After graduation, I pursued various music avenues in LA, composing play scores with the likes of Dale Wasserman (author of Man of La Mancha) and Carmen Zapata, writing and producing radio jingles and songs. In this town it helps to be part musician/part recording engineer/part producer/part arranger. They're all interrelated. I won some songwriting contests and recorded original material in Studio A at Capitol Records on Vine St. in Hollywood at The Songwriter’s Showcase hosted by Len Chandler. I've performed at The Troubadour, The Ice House, The White House (WLA), The Palomino and many other venues. One group, the Crosstown Cabbies, pictured here, developed a solid following in town.

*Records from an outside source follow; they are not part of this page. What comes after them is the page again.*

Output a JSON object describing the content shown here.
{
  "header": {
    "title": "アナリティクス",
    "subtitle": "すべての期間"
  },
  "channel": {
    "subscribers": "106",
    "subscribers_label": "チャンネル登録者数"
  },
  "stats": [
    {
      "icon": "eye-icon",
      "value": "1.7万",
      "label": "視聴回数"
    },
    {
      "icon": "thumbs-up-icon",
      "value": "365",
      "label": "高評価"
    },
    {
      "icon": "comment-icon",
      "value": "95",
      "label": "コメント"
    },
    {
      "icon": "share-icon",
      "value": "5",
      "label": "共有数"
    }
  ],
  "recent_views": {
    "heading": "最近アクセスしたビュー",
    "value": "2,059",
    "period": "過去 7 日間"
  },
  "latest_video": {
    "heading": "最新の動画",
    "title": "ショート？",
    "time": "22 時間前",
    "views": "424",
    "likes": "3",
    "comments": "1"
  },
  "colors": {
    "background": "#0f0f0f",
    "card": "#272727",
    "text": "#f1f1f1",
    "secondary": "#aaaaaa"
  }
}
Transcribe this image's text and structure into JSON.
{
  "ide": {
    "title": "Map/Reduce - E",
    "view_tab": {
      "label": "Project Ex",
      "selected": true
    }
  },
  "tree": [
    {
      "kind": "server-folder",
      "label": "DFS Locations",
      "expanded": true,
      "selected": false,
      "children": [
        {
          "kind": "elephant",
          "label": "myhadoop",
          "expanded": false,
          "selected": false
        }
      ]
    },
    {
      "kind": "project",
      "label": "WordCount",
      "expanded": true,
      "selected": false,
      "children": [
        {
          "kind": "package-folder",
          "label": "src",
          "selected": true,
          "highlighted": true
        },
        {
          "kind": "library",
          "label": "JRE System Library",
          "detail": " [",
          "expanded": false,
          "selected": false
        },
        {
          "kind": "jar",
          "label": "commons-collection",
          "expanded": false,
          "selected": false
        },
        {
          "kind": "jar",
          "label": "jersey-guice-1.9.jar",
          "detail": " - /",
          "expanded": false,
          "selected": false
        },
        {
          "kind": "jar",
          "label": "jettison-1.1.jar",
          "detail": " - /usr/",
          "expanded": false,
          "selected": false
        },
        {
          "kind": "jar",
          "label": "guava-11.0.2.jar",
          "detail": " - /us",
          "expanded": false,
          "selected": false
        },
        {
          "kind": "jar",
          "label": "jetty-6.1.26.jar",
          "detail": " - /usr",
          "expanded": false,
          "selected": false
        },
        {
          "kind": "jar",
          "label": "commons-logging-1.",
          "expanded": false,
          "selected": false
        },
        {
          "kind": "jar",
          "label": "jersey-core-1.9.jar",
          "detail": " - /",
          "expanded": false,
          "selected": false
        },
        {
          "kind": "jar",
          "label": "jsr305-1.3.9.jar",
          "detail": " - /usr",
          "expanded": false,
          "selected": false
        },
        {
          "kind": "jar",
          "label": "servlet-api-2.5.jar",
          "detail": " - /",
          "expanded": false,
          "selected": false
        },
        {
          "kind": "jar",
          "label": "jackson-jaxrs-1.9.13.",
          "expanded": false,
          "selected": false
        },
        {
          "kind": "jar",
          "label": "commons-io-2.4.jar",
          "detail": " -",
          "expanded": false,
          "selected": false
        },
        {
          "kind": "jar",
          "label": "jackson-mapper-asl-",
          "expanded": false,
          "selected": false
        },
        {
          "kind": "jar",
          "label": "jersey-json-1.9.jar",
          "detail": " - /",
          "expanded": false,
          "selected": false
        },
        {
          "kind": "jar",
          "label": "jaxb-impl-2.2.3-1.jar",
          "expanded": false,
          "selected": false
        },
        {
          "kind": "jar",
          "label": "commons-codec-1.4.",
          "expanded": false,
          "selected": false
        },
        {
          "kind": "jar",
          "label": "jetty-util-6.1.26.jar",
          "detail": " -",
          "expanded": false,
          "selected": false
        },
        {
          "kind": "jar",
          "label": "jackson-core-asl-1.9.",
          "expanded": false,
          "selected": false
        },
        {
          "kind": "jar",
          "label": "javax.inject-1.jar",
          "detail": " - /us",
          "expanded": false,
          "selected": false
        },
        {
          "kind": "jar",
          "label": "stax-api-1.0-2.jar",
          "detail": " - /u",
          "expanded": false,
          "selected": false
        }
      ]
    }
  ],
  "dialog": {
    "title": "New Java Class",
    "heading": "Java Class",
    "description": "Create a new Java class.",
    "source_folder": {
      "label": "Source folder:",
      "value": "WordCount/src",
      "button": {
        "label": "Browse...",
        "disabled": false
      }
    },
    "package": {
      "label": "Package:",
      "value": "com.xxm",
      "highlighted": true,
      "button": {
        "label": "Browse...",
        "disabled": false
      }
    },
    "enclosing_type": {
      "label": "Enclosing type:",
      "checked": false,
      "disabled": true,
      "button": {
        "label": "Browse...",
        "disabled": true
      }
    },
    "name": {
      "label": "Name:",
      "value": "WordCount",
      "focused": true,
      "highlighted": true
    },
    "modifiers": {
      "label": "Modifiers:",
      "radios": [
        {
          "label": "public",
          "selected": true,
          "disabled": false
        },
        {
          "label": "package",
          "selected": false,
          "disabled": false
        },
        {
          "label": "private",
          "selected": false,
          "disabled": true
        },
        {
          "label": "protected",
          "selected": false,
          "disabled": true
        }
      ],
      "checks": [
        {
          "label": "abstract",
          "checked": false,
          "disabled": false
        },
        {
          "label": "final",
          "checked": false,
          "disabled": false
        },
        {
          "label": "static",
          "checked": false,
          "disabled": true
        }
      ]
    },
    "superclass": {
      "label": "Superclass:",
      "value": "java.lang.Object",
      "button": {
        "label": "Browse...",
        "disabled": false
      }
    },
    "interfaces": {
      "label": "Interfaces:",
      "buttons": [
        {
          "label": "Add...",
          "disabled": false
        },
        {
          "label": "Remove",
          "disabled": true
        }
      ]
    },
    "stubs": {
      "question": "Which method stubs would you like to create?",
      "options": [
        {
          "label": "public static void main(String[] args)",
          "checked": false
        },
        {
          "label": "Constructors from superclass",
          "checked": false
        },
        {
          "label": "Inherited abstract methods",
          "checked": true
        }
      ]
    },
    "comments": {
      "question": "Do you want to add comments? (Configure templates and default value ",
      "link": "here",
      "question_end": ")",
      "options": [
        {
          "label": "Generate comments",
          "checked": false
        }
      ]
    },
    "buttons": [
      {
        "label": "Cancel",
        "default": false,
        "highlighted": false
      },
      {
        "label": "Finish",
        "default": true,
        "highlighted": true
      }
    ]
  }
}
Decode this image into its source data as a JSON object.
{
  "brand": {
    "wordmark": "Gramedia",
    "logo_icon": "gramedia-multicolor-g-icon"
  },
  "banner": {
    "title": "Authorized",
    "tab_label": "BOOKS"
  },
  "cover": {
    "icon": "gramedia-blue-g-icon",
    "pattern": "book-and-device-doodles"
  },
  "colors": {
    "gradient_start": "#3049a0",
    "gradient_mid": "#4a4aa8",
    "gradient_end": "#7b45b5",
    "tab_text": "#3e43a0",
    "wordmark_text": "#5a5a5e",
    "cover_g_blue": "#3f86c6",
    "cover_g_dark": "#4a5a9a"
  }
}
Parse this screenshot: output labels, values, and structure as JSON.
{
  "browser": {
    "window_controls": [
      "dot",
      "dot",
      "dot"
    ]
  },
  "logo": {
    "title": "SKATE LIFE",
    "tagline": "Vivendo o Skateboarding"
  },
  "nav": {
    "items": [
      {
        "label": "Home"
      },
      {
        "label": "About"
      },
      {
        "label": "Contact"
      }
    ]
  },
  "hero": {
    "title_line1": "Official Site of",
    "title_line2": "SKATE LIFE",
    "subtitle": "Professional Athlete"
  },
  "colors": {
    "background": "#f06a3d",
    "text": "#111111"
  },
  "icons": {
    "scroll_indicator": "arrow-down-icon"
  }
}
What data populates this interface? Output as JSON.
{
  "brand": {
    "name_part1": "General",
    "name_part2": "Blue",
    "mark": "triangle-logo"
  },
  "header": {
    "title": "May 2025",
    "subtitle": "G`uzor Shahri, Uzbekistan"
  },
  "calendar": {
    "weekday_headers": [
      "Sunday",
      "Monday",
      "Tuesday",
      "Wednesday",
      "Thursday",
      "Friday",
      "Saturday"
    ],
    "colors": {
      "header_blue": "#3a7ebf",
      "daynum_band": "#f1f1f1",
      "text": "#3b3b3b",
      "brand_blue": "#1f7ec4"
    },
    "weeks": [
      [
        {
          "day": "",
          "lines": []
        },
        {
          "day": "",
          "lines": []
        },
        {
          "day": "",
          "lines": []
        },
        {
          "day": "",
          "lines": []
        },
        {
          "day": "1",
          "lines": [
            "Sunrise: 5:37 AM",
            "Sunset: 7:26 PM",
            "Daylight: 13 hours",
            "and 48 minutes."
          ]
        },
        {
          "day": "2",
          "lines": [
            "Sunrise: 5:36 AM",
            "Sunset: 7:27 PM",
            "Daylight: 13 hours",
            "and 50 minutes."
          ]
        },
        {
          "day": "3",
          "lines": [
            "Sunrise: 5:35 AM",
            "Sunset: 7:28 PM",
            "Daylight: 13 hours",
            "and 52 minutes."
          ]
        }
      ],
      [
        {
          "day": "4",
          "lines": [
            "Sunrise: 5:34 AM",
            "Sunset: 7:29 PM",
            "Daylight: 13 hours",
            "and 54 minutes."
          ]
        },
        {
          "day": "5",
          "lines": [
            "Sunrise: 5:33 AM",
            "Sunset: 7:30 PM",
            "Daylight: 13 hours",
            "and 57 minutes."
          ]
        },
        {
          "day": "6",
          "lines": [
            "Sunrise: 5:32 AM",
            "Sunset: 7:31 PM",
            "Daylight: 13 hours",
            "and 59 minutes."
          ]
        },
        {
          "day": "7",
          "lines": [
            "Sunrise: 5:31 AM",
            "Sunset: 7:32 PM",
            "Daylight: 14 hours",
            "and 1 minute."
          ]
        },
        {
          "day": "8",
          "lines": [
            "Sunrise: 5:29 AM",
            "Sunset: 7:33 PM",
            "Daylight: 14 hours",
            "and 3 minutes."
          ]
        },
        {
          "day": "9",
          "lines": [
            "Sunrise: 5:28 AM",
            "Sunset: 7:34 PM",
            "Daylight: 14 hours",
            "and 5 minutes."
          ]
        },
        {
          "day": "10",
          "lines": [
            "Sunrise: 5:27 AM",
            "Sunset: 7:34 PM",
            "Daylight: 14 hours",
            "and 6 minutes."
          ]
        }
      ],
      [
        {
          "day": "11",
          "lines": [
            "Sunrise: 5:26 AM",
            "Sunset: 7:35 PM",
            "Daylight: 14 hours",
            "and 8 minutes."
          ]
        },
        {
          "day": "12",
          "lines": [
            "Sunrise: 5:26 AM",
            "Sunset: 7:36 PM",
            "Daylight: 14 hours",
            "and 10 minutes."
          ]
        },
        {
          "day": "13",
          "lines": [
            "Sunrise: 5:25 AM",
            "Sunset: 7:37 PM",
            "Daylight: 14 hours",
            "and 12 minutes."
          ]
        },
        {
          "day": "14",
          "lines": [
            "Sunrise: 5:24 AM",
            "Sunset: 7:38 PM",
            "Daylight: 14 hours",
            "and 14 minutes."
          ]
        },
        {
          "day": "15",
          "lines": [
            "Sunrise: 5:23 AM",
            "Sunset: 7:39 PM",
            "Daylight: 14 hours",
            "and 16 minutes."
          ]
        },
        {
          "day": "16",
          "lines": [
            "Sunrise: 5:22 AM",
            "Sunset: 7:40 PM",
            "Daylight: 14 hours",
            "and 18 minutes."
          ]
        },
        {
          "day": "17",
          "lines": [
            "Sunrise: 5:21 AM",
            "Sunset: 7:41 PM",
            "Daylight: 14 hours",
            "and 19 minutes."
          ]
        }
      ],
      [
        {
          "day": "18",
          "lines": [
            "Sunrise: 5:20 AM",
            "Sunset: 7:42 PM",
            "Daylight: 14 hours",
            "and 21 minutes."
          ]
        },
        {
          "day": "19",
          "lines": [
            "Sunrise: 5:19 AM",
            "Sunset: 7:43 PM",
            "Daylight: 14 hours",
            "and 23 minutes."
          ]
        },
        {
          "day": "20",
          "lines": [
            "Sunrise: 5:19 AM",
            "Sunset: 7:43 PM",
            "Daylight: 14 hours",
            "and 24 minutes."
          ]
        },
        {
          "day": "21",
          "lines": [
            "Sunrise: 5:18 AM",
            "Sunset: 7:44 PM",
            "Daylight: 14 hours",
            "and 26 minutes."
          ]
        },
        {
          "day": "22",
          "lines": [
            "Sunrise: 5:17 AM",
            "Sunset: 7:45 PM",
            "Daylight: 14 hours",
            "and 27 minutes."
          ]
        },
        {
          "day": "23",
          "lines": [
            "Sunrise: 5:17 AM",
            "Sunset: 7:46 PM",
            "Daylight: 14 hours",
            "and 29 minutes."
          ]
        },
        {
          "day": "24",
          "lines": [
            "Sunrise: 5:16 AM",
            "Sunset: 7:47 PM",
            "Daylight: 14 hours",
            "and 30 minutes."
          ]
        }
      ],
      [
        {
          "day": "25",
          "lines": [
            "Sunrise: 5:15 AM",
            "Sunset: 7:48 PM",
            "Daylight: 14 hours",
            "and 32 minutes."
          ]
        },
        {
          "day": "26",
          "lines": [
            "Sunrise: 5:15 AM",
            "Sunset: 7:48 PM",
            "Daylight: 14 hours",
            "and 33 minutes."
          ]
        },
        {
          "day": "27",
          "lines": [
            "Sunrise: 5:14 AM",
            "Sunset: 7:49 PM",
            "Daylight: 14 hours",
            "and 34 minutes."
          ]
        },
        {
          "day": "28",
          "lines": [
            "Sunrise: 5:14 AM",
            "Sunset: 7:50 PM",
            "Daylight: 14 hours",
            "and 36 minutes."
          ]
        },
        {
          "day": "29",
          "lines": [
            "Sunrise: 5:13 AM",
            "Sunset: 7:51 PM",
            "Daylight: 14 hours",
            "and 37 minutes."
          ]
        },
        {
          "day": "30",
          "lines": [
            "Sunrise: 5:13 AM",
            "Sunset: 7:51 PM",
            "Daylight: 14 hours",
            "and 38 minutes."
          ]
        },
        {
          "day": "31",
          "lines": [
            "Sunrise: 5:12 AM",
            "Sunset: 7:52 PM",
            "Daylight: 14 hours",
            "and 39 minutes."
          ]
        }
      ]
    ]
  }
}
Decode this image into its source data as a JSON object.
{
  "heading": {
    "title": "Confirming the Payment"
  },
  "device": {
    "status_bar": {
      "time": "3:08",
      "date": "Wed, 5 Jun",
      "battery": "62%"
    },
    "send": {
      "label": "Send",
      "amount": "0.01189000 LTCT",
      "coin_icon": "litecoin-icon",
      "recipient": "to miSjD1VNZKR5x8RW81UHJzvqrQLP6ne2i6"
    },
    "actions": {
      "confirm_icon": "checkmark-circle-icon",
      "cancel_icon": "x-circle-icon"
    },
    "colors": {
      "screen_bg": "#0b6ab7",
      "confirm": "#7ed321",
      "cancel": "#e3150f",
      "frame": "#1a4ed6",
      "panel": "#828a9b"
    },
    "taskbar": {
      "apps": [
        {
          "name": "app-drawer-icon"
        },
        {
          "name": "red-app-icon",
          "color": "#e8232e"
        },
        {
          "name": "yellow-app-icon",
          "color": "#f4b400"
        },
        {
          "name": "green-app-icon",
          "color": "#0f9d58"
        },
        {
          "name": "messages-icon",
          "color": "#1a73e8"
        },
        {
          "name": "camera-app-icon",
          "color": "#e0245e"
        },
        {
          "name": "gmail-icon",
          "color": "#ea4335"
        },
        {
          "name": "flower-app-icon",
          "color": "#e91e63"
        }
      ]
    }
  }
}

Nine years ago, my father-in-law gave me his 1925 alto sax which was hibernating in a Brooklyn closet since the 40’s. He hated practicing sax in high school, which explains the pristine condition in which I found it. I still don't understand how he could play as a star on Brooklyn's Tilden High football team as "Crazy Legs Cofsky" and then quickly change uniforms to play in the marching band at halftime. Some things must remain a mystery. I will be forever grateful to my father-in-law Shel for the sax.
If you’ve ever heard beginner sax players squeak and squonk, you’ll understand when I now apologize to everyone whom I have tortured. I don’t squeak anymore...well, ask Kevin. Songwriting was the vehicle that got me in touch with Chris Clifford, who invited me to sit in with The Silver. Eventually, when we took group photos, it dawned on me that I was in the group. I am thrilled to be playing with such advanced cats.
In the early 1960’s, Steve asked his parents for a guitar & lessons. Living close to the original Ernie Ball music store, he took lessons from guitar great Jay Lacy. Like many 14 year-olds at the time, Steve then saw The Beatles on Ed Sullivan, saying to himself “…that’s what I want to do”. Not long after, Steve formed The Chevelles with several school buddies, eventually changing their name to The Four Dimensions, playing school dances, college events, frat parties and other local performance venues.